  • Italian: Not all Italian consists of pizza and pasta. Find an Italian restaurant that has a selection of protein entrees with a side of roasted veggies. Most Italian restaurants have an array of things to choose from like grilled fish and chicken dishes. Choose sauces like tomato, red clam, or marinara over the heavier options like alfredo, butter, or pesto. Say no to bread and yes to mixed green/tossed salad (no antipasto or Caesar-these are drenched in fat)!
  • Thai: Thai restaurants usually have plenty of dairy-free and gluten-free options. If there’s a vegan in your group, they’ll love Thai. You can’t go wrong with the chicken and veggie green curry with brown rice.
  • Sushi: Instead of white rice, ask for brown or black rice—don’t knock it til you try it! Skip the spicy mayo and teriyaki, and choose the low sodium soy sauce instead (just ask for it). Avocado is a nice alternative to cream cheese.
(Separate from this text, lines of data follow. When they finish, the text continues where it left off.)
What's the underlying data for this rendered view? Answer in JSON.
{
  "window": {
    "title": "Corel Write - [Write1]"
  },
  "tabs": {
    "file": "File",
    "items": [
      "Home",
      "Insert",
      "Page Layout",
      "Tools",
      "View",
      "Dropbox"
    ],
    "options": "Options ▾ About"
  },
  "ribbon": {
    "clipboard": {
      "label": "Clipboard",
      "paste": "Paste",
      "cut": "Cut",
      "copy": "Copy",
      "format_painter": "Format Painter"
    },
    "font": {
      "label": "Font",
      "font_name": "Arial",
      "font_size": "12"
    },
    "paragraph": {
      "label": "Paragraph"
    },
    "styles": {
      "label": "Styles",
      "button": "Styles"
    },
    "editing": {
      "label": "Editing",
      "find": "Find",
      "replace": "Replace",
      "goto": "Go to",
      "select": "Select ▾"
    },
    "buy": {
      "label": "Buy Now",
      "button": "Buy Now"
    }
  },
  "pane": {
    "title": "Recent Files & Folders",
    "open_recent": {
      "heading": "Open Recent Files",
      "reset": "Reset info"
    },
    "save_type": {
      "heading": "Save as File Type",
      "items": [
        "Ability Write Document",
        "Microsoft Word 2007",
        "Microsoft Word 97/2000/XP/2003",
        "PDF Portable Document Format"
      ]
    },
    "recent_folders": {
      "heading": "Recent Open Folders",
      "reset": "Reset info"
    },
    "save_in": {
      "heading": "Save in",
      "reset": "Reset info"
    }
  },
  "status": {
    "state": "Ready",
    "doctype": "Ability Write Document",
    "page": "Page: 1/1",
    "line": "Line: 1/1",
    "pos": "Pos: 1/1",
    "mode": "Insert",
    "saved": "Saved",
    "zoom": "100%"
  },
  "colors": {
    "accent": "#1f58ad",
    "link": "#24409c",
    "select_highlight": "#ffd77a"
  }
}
Be sure to ask about the crab—more than likely it’s imitation. Choose salmon, shrimp, or eel. When in doubt, always ask! Servers in sushi restaurants are always prepared to be bombarded with questions. You won’t be the only one.
  • Mexican: Allow yourself a certain number of chips and salsa, and then STOP. Push the basket away from you—have the server take them away. I bet your friends follow your lead. Salsa is a great dip or substitute for dressing. Choose guacamole over sour cream; it’s high in unsaturated fats. If you order taco salad, skip the taco shell bowl. Choose chicken or shrimp instead of the ground beef. Skip the fried entrees. Lighten up on the cheese. Choose beans over the rice (high in carbs).
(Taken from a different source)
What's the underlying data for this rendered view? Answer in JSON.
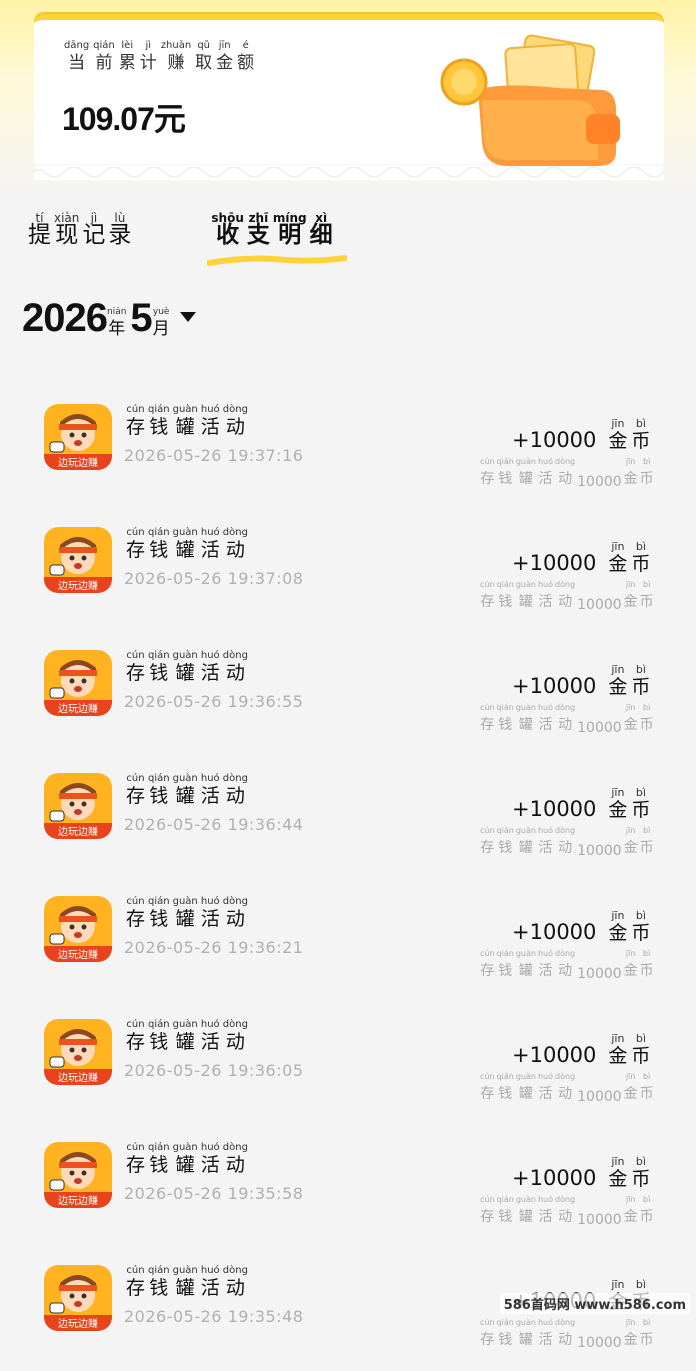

Be Prepared

If you’re afraid of being a pest and holding up your server and friends with questions, read the menu online beforehand and call the restaurant with questions. It can’t hurt to navigate through the ingredients before you go, in order to stay true to your own lifestyle and avoid uncomfortable/annoying scenes at the same time.

Final Thoughts

While we all hate being under the microscope, remember that living in health can also be contagious. When your friends are genuinely interested in what you’re doing to look and feel so great, set up a day and time for some one-on-one conversation. From there, you can share your new ways and refer them to Forum Health. Just think how much easier dining out will be when you’re all living in health!